RooFlyer, I looked at the flight track and they actually went past Wellington - so the diversion was not to "closest" airport. I think the diversion was due to the pilot seeking a longer runway. I don't know what wind strength and direction was around both air strips, but a quick check on Google shows Wellington has a 2080m running 16/34, and Ohakea has 2450m running 09/27.
Not so much past Wellington, but rather right over the top. He's actually flown most of the approach. I see a couple of ways of looking at that. Perhaps he's continued the approach in the hope that the system might fix itself, which is not unknown. Alternatively, it's happened early enough that they've done the checklist actions and actually looked at the landing, before deciding against it. My bet would be the first. Once he goes around, he's pretty much committed, but he may as well give the approach as much chance as possible.
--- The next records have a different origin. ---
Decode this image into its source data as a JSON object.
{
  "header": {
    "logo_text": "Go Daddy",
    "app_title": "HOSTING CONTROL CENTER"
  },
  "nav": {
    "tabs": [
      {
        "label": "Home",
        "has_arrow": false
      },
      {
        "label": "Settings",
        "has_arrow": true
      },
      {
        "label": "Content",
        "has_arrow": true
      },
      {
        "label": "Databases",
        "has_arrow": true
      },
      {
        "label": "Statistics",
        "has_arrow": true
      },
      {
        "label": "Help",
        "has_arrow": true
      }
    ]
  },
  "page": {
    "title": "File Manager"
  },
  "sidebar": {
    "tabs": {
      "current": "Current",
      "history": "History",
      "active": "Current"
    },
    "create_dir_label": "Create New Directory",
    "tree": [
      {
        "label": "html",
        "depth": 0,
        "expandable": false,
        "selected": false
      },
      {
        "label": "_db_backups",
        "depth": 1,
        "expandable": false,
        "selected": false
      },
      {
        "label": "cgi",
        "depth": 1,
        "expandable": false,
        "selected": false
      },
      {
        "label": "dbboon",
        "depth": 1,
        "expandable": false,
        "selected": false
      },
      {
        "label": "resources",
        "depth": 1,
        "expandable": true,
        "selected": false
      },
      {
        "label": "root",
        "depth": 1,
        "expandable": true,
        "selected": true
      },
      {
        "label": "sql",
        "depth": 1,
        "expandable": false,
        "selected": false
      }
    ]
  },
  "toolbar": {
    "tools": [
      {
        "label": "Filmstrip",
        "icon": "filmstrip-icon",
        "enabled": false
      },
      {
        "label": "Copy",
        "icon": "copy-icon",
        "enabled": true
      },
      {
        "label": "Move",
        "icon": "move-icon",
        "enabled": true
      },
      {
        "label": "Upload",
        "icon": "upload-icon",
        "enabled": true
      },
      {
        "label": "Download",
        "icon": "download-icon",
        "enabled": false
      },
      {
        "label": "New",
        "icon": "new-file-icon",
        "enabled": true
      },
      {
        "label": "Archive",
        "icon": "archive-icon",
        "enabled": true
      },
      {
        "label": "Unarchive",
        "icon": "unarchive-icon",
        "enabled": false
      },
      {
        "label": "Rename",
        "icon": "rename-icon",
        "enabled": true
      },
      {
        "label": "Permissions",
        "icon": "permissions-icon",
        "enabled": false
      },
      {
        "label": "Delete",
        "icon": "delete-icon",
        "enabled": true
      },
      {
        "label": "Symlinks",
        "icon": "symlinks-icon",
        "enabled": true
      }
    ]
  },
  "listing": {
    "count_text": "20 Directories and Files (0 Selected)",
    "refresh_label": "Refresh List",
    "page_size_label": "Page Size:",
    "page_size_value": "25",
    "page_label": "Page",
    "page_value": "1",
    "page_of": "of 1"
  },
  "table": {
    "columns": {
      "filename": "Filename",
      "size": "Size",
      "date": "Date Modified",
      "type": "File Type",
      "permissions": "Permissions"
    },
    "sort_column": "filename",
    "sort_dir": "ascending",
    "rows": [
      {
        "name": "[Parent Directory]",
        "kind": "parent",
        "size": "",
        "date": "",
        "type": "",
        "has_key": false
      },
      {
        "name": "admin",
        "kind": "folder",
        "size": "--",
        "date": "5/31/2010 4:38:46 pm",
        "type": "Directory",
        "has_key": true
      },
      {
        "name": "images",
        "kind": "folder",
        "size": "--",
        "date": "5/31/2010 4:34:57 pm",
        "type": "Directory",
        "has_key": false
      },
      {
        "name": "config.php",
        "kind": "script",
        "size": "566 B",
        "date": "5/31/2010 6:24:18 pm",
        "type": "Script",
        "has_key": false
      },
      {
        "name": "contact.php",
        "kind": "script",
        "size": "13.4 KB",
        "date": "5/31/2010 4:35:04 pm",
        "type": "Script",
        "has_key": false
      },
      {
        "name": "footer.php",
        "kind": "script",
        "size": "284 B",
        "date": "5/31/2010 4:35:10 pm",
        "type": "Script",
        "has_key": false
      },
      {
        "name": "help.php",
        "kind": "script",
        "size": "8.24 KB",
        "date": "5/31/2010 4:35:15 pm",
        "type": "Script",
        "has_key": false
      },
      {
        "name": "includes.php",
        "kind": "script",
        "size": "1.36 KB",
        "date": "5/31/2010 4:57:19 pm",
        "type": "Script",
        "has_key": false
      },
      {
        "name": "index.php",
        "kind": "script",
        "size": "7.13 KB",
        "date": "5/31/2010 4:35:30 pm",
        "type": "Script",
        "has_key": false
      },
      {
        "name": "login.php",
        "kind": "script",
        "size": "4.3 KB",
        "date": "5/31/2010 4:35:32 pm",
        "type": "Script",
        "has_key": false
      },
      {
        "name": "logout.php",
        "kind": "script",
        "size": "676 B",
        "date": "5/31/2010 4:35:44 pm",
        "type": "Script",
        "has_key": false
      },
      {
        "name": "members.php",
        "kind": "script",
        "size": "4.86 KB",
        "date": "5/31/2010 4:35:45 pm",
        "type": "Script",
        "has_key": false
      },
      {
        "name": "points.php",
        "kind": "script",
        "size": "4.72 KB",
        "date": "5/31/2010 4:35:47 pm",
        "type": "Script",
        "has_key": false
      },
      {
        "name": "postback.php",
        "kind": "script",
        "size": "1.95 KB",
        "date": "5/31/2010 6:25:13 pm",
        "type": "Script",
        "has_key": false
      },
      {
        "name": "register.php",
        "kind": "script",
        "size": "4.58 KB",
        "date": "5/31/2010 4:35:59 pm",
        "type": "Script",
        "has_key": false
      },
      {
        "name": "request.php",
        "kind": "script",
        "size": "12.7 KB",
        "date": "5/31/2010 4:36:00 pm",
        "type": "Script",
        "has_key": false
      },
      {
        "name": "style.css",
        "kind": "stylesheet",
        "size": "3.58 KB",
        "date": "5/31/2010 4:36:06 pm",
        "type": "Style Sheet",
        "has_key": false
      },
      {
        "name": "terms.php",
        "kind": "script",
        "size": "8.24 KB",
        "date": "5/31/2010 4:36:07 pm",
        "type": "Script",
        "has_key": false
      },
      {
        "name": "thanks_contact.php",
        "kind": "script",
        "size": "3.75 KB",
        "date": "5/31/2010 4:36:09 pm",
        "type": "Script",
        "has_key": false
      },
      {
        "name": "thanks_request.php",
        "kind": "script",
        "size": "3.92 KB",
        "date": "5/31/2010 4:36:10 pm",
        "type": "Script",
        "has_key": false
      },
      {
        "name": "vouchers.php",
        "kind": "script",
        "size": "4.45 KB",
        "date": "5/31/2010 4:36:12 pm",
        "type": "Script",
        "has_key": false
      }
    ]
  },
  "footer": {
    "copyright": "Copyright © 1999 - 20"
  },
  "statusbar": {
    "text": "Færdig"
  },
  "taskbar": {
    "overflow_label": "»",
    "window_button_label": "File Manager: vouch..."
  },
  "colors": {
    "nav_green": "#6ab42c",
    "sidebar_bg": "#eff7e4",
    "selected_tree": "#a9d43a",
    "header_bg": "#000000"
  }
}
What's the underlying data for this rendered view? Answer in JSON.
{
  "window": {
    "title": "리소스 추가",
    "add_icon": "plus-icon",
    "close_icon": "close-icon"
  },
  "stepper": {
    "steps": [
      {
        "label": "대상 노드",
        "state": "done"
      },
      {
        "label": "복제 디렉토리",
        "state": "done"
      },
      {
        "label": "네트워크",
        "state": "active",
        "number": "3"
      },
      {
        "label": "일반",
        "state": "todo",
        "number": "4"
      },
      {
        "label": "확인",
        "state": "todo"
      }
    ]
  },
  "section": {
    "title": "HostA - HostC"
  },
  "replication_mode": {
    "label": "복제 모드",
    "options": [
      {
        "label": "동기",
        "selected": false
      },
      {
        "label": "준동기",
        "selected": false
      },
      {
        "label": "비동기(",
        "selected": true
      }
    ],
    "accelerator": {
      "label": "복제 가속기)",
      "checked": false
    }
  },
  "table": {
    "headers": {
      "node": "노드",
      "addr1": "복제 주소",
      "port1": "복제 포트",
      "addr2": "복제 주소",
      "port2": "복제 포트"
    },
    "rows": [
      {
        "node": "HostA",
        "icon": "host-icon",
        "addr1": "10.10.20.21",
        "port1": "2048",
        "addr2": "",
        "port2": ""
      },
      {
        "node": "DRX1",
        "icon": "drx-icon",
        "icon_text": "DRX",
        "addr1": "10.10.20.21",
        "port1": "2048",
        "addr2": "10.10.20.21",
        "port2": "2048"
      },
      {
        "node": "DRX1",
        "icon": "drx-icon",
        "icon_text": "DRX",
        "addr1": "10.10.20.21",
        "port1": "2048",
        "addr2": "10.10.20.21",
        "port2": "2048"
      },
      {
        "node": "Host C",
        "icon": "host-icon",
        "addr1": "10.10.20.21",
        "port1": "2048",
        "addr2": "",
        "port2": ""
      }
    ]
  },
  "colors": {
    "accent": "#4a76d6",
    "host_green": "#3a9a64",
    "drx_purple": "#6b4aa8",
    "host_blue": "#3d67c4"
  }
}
Ohakea is the closest runway of any length.
 

MEL_Traveller

Enthusiast
AFF Supporter
Joined
Apr 27, 2005
Messages
19,505
Did he expect them to just open a door with no stairs or way of keeping some clueless unaware traveller (like himself) from taking a tarmac dive?
i would have thought that aircraft might have been equipped with some sort of barrier straps which could be used exactly for this purpose. Here's a couple of examples:


I remember them being used in the old days when you'd stop in the middle of no where for refueling at Duabi or Bahrain and they'd open a door or two for some air.

Poor souls, I cannot imagine the horror of being stuck in a "warm" aircraft (after all New Zealand is known for its intensely tropical climate) for a few hours. This must have really scarred the pax!
I have some sympathy. I was stuck for over four hours on a flight landing in JFK during a snow storm and we couldn't get to the terminal. i read somewhere once that every minute you're 'on hold' to a call centre feels like the equivalent of 6 minutes... and it can be a bit the same on a plane. Good communication isn't always enough to get over that frustration.

I have no issue about the diversion, or the safety issue. These things can happen. But I also feel airlines should compensate for this, along the lines of EU261.
 

AFF on Air Podcast

  • British Airways Executive Club – AIR025
    Sat, 30 Nov 2019 22:53:26 AEDT
      Many Australians join Qantas Frequent Flyer by default. But even if you fly with Qantas regularly, you could benefit by using the British Airways Executive Club frequent f ...
  • Married Segments & More – AIR024
    Sat, 16 Nov 2019 04:32:20 AEDT
      Airlines seem to love married segments, but for frequent flyers and travel agents they can be extremely frustrating. Sometimes you'll find an award seat on a flight you w ...
  • HARS (Historic Aircraft Restoration Society) – AIR023
    Sat, 02 Nov 2019 13:24:03 AEDT
      The Historic Aircraft Restoration Society (HARS) boasts a collection of over 60 aircraft, including a retired Qantas 747, Super Constellation and DC-3s. John Travolta's Bo ...
  • “Hidden City” Court Case – AIR022
    Sat, 19 Oct 2019 09:30:46 AEDT
      Earlier this year, German airline Lufthansa tried to sue a passenger that exploited the loophole of hidden-city ticketing by skipping the last flight on their ticket. This ...
  • Summer in Europe – AIR021
    Sat, 05 Oct 2019 17:28:53 AEST
      Qantas and Virgin Australia are fighting over two rare and lucrative new landing slots for Tokyo's Haneda Airport. Meanwhile, four European airlines have gone bankrupt in ...

Community Statistics

Threads
83,928
Messages
1,953,449
Members
51,383
Latest member
MJP1961
Top